The legends say the kanya (virgin) goddess Kumari, a manifestation of the Great Goddess Devi, single-handedly conquered demons and secured freedom for the world. At this temple on the tip of the subcontinent, pilgrims give her thanks in an intimately spaced, beautifully decorated temple, where the crash of waves from three seas can be heard beyond the twilight glow of oil fires clutched in vulva-shaped votive candles (referencing the sacred femininity of the goddess).
It's said that the temple's east-facing door stays locked to prevent the shimmer of the goddess' diamond nose-stud leading ships astray. From the main north-side gate, you'll be asked for a ₹20 donation to enter the 18th-century inner precinct, where men must remove their shirts, and cameras are forbidden.

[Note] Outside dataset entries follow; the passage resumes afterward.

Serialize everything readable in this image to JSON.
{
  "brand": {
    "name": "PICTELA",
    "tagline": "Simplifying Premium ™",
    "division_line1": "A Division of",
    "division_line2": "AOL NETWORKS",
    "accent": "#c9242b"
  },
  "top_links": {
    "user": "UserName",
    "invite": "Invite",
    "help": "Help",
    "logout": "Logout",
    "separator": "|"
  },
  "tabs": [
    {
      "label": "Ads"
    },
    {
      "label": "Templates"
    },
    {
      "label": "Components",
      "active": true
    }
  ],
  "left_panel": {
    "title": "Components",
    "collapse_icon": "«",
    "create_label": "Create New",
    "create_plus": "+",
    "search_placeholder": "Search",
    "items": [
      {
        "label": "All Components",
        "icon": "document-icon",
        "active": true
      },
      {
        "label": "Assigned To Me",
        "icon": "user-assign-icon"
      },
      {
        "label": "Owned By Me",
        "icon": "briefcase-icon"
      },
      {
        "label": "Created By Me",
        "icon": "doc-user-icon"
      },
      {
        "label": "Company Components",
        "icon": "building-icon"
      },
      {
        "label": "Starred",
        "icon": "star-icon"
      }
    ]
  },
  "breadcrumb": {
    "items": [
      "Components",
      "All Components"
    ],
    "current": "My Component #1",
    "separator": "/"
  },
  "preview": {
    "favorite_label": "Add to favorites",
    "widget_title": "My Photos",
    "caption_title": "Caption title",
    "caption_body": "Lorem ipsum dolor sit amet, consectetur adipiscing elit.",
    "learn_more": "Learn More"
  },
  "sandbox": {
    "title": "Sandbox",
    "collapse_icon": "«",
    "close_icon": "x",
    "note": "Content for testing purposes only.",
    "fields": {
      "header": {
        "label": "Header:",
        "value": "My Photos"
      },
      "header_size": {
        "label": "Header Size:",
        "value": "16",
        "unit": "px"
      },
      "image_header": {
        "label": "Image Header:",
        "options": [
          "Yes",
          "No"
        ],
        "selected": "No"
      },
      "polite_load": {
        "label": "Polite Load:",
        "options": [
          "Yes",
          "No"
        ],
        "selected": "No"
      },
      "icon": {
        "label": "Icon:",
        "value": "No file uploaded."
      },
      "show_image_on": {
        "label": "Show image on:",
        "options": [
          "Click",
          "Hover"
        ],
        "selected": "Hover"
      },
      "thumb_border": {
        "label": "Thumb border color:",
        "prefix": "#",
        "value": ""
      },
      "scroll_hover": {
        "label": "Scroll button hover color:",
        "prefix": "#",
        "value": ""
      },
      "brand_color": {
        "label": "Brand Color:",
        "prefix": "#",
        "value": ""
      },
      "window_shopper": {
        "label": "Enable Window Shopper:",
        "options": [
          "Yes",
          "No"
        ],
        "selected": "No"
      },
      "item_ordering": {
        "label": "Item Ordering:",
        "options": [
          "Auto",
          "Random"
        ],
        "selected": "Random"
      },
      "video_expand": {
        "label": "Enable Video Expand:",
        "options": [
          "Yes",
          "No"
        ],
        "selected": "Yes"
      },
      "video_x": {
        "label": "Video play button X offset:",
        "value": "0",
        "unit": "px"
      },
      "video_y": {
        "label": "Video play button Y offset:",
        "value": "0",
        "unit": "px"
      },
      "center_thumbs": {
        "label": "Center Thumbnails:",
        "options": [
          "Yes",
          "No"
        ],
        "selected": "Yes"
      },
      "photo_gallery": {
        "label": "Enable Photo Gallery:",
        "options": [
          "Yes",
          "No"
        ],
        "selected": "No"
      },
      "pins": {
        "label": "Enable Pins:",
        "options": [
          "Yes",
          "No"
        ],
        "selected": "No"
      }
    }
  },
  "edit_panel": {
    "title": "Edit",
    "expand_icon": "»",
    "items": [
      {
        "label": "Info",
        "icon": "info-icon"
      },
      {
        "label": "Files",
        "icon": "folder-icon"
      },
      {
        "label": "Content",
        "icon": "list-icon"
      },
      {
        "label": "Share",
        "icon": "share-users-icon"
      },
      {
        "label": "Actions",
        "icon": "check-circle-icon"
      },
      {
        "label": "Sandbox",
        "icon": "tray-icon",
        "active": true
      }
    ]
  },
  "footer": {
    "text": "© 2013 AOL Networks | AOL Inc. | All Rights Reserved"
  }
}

The shoreline around the temple has a couple of tiny beaches, and bathing ghats where worshippers immerse themselves before visiting the temple. The mandapa just south of the temple is popular for sunset-watching and daytime shade.